◆ WHAT YOU SHOULD DO ◆
Your task is to copy each line of the listing that contains the word "description".

---

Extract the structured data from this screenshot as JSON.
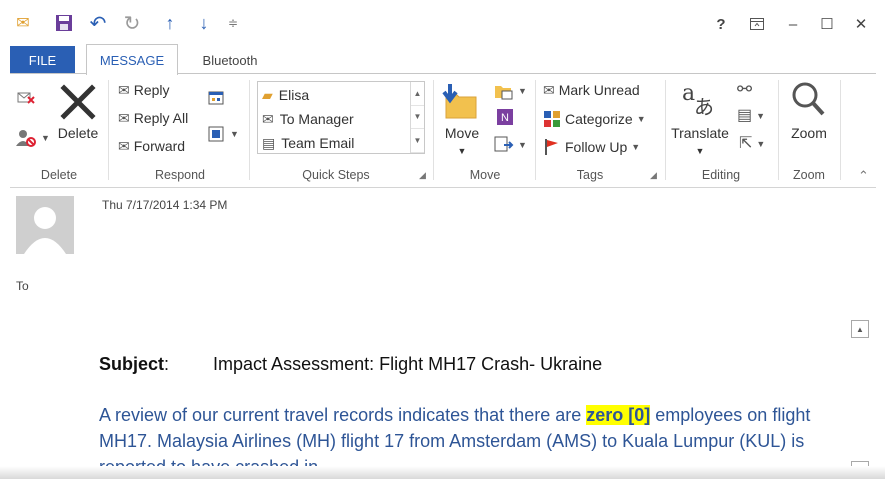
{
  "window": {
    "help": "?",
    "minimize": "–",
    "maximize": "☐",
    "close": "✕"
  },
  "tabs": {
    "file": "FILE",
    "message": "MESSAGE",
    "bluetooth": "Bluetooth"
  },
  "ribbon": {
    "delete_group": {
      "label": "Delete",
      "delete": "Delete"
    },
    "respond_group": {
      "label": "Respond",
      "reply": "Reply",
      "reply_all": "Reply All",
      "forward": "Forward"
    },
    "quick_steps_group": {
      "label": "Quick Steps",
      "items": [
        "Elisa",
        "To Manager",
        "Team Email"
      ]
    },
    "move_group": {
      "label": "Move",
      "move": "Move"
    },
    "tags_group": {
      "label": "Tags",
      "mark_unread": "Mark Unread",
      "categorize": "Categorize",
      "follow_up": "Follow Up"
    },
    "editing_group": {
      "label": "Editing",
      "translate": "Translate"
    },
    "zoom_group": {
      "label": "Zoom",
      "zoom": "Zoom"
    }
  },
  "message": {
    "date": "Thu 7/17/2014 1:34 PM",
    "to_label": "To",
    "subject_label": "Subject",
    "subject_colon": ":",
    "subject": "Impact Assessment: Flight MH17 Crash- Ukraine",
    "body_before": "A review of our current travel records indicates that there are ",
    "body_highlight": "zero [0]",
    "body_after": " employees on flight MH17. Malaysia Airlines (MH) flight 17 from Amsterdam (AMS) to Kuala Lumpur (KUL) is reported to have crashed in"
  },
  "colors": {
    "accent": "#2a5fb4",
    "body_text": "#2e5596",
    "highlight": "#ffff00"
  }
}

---

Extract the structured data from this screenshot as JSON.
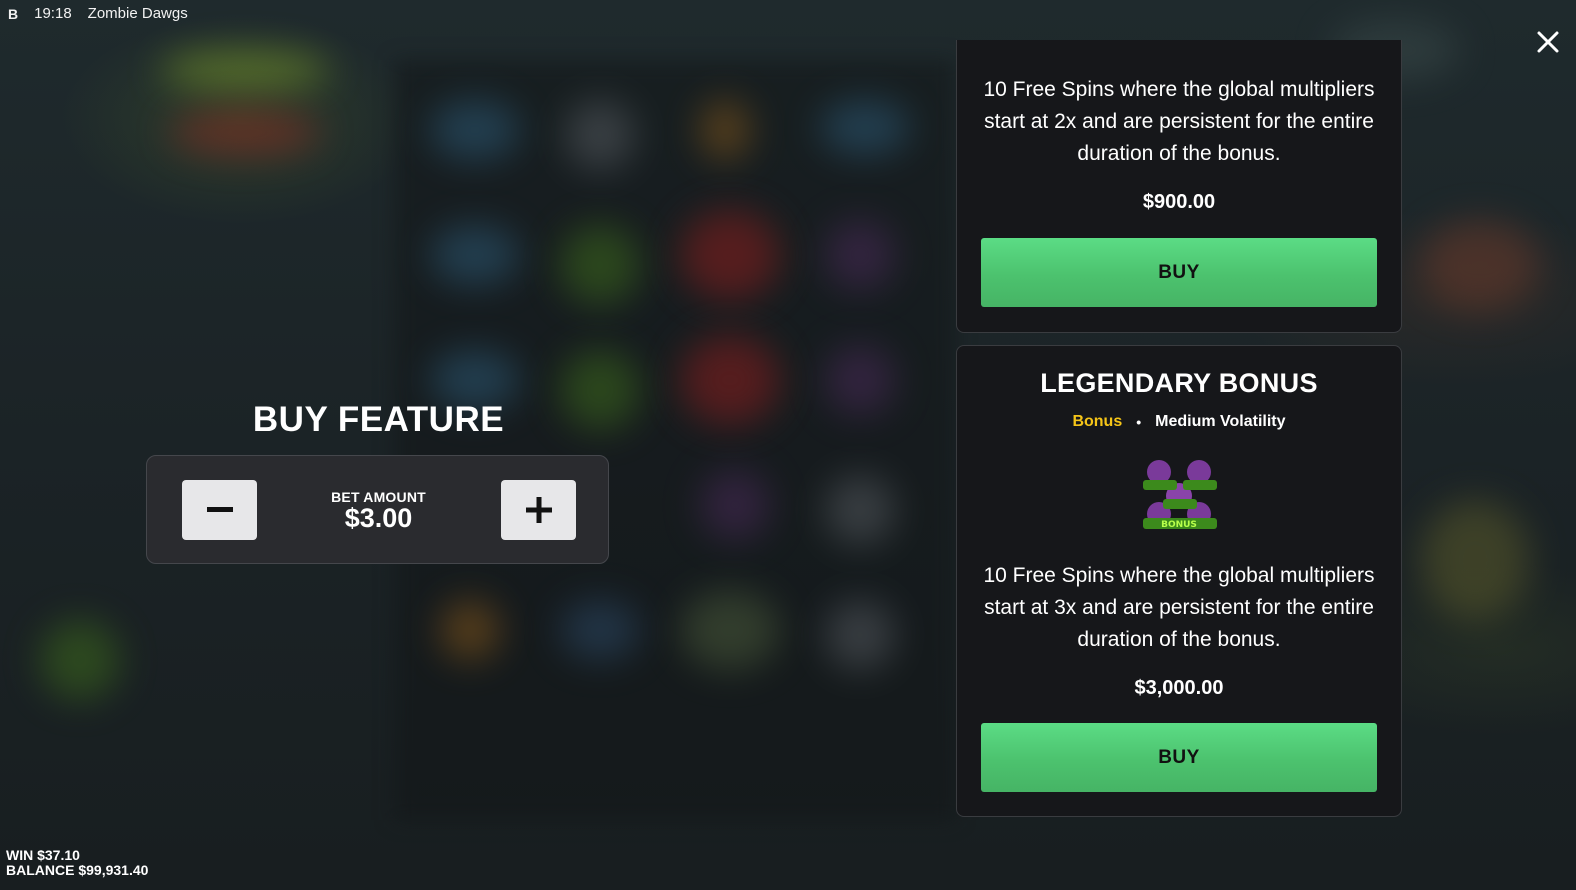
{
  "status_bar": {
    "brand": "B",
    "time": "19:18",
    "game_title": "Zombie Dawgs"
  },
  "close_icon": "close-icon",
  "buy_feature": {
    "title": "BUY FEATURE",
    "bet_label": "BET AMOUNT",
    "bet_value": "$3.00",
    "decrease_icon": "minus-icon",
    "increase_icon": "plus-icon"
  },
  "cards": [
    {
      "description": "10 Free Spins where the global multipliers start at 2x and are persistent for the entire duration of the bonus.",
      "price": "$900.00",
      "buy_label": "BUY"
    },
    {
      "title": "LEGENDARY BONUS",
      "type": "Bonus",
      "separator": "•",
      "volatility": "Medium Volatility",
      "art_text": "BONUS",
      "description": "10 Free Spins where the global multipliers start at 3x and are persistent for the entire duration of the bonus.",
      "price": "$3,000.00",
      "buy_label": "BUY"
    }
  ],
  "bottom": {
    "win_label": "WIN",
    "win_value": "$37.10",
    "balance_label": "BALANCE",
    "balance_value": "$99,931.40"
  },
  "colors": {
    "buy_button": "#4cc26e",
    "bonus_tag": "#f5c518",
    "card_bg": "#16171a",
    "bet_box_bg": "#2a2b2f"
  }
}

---

◆ ANSWER SECTION ◆
      "description": "10 Free Spins where the global multipliers start at 2x and are persistent for the entire duration of the bonus.",
      "description": "10 Free Spins where the global multipliers start at 3x and are persistent for the entire duration of the bonus.",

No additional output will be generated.